# What is needed
Would you retype each record exactly as given?

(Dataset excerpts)
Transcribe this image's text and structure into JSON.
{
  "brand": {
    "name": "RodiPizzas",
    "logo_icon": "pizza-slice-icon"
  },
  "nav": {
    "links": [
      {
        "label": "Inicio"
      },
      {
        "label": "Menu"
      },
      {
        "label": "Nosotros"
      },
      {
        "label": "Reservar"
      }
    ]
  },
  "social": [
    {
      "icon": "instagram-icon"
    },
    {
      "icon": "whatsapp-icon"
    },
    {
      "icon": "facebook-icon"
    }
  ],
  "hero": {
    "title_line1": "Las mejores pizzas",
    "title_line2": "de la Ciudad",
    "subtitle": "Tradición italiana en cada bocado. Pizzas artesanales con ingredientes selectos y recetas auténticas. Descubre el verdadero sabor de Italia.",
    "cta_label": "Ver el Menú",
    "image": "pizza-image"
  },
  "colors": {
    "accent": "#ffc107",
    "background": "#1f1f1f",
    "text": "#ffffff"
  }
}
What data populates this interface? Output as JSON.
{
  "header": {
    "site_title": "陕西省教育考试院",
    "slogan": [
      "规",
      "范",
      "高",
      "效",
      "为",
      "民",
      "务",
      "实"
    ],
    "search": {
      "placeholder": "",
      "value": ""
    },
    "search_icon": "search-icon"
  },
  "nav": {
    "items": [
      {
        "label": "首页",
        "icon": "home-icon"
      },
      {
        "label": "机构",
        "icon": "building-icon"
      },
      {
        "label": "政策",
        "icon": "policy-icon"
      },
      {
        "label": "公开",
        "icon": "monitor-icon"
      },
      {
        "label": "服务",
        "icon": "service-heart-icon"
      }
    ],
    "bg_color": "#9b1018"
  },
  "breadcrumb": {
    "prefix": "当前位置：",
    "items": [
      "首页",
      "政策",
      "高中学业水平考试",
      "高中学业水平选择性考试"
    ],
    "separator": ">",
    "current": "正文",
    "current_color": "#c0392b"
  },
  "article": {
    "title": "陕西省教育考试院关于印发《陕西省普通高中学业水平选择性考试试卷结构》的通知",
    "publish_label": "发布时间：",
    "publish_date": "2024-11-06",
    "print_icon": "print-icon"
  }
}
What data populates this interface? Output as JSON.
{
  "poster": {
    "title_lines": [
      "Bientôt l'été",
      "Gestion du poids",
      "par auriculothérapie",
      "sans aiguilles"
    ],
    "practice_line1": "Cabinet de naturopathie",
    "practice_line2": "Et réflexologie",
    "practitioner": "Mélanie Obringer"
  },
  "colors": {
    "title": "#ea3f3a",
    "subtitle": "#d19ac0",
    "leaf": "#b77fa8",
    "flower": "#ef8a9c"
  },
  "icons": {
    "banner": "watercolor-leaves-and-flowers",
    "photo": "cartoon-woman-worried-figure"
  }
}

# Written response
Transcribe this image's text and structure into JSON.
{
  "brand": {
    "name": "RodiPizzas",
    "logo_icon": "pizza-slice-icon"
  },
  "nav": {
    "links": [
      {
        "label": "Inicio"
      },
      {
        "label": "Menu"
      },
      {
        "label": "Nosotros"
      },
      {
        "label": "Reservar"
      }
    ]
  },
  "social": [
    {
      "icon": "instagram-icon"
    },
    {
      "icon": "whatsapp-icon"
    },
    {
      "icon": "facebook-icon"
    }
  ],
  "hero": {
    "title_line1": "Las mejores pizzas",
    "title_line2": "de la Ciudad",
    "subtitle": "Tradición italiana en cada bocado. Pizzas artesanales con ingredientes selectos y recetas auténticas. Descubre el verdadero sabor de Italia.",
    "cta_label": "Ver el Menú",
    "image": "pizza-image"
  },
  "colors": {
    "accent": "#ffc107",
    "background": "#1f1f1f",
    "text": "#ffffff"
  }
}
What data populates this interface? Output as JSON.
{
  "header": {
    "site_title": "陕西省教育考试院",
    "slogan": [
      "规",
      "范",
      "高",
      "效",
      "为",
      "民",
      "务",
      "实"
    ],
    "search": {
      "placeholder": "",
      "value": ""
    },
    "search_icon": "search-icon"
  },
  "nav": {
    "items": [
      {
        "label": "首页",
        "icon": "home-icon"
      },
      {
        "label": "机构",
        "icon": "building-icon"
      },
      {
        "label": "政策",
        "icon": "policy-icon"
      },
      {
        "label": "公开",
        "icon": "monitor-icon"
      },
      {
        "label": "服务",
        "icon": "service-heart-icon"
      }
    ],
    "bg_color": "#9b1018"
  },
  "breadcrumb": {
    "prefix": "当前位置：",
    "items": [
      "首页",
      "政策",
      "高中学业水平考试",
      "高中学业水平选择性考试"
    ],
    "separator": ">",
    "current": "正文",
    "current_color": "#c0392b"
  },
  "article": {
    "title": "陕西省教育考试院关于印发《陕西省普通高中学业水平选择性考试试卷结构》的通知",
    "publish_label": "发布时间：",
    "publish_date": "2024-11-06",
    "print_icon": "print-icon"
  }
}
What data populates this interface? Output as JSON.
{
  "poster": {
    "title_lines": [
      "Bientôt l'été",
      "Gestion du poids",
      "par auriculothérapie",
      "sans aiguilles"
    ],
    "practice_line1": "Cabinet de naturopathie",
    "practice_line2": "Et réflexologie",
    "practitioner": "Mélanie Obringer"
  },
  "colors": {
    "title": "#ea3f3a",
    "subtitle": "#d19ac0",
    "leaf": "#b77fa8",
    "flower": "#ef8a9c"
  },
  "icons": {
    "banner": "watercolor-leaves-and-flowers",
    "photo": "cartoon-woman-worried-figure"
  }
}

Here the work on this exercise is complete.